1. Buying a rescue horse.
Although rescuing a horse is excellent, this is usually more appropriate for an experienced rider. Rescue horses can be anxious and difficult – many of them have come from abusive or uncomfortable situations. This makes them difficult to rider, especially for new riders.
2. Not getting a vet check.
This is super important. All horses will have certain issues, but you need to be aware of what they are and whether they will affect your intended riding goals.
3. Not cantering the horse.
A good tip for buying a new horse is to ask the current owner to get it to canter it. Cantering isn’t as natural as trotting or walking, so you can see how well the horse has been trained and how tolerant it is.
4. Not considering your riding goals.
You might meet a beautiful horse, but if it hasn’t had experience in your riding discipline, there isn’t much point buying it.

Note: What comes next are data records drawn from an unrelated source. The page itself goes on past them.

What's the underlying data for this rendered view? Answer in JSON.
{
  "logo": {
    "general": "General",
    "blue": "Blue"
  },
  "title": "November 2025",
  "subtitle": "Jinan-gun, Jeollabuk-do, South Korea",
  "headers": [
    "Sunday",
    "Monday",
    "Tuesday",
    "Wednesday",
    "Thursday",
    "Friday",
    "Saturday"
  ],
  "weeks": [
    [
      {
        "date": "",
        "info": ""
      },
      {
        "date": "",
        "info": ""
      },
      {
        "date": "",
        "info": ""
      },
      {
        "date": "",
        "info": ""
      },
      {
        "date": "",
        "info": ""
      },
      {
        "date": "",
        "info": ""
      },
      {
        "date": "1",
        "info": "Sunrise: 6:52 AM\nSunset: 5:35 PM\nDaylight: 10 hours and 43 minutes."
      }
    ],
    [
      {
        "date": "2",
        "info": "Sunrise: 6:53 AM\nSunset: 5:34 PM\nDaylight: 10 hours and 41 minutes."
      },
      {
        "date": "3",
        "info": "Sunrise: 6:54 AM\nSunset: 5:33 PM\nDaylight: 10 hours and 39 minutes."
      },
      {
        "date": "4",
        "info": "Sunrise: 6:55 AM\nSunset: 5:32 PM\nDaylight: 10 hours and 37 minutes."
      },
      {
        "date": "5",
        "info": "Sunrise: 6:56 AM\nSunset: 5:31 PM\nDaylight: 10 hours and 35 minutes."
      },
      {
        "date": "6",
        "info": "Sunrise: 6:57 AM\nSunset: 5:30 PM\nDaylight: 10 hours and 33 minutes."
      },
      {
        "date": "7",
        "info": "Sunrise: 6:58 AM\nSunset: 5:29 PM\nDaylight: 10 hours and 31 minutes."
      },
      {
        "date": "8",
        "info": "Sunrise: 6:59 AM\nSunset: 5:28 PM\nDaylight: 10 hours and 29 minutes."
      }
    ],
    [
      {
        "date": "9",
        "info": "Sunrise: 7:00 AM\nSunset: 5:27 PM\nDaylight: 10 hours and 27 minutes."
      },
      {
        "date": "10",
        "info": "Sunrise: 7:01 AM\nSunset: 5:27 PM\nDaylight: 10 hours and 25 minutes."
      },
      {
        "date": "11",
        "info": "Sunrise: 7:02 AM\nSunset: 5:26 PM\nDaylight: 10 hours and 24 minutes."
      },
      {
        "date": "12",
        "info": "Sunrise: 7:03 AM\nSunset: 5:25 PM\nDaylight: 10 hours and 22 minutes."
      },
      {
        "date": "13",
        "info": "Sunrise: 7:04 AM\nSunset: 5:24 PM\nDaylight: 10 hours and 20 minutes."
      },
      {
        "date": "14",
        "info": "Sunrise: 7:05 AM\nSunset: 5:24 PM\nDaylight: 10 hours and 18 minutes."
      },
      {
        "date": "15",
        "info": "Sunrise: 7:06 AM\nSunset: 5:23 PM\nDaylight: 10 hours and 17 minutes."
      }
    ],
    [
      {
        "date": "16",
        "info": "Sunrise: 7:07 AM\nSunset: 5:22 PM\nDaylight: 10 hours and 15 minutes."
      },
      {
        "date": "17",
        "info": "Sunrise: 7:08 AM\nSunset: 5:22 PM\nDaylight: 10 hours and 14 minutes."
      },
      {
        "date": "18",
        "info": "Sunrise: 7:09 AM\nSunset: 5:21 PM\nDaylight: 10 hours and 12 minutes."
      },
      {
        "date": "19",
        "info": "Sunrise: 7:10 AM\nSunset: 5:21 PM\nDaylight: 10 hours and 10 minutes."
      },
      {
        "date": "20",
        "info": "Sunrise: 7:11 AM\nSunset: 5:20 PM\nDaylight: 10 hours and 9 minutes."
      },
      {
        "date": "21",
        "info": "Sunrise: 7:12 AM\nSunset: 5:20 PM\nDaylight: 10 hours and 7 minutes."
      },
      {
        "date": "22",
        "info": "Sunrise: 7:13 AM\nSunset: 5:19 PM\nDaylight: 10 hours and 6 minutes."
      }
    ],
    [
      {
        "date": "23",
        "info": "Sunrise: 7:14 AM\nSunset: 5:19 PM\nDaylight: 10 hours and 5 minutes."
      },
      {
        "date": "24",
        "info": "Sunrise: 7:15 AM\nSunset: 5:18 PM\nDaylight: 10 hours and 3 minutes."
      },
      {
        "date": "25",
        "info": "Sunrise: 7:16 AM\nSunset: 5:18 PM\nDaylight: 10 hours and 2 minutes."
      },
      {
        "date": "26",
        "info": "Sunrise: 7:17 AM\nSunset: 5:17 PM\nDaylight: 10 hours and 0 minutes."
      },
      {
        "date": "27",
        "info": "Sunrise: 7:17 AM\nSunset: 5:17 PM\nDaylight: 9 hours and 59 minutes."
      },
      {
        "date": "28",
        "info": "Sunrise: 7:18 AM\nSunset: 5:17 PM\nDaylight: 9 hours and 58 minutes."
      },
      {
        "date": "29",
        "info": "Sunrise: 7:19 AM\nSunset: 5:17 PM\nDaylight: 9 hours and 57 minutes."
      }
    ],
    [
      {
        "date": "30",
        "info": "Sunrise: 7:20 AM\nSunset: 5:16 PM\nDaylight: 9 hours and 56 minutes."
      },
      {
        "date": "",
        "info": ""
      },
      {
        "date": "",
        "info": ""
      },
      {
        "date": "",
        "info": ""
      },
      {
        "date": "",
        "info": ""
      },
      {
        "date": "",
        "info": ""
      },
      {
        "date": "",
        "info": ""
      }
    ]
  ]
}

Make sure your horse is a match with how you intend to ride it.
5. Purchasing a wild horse.
Some people like the idea of breaking and taming their own horse. For obvious reasons, this is enormously challenging and should be done by a professional.
6. Rushing into a purchase decision.
It might be work considering leasing a horse for a while. That way, you can get a sense for what horse ownership is like. Most sellers will be happy to make an arrangement along these lines.
7. Buying a young horse.
Young horses (under the age of 2) are generally cheaper, but aren’t always suitable for people with little riding experience. They require more training, and this shouldn’t be part of your first-time horse experience.
8. Not considering your riding style.
By ‘riding style’ I mean the energy of your horse and the energy of the rider. If you’re a calm, collected rider, you may fit well with a horse with a bit more energy. But if you’re an energetic, excitable rider, you should be looking for a calmer horse.
9. Underestimating the importance of a good nature.
If it’s your first horse, you definitely need one that won’t react against your mistakes. Some horses can be very touchy, so they get frustrated by mistakes made by novice riders.
10. Buying a horse without visiting it first.
Some people get very excited by online horse sales and make a purchase without visiting the horse first. This is a huge mistake. You should aim to maximise the time you spend with a horse before you make the decision to buy it.
11. Buying a very advanced horse.
A highly trained horse can appeal to people that think the skill of the horse will make them ride better. But highly trained horses need highly skilled riders. If you’re a new rider, a highly skilled horses will likely end up in frustration for you and your horse.
READ MORE: How much it costs to build an indoor arena.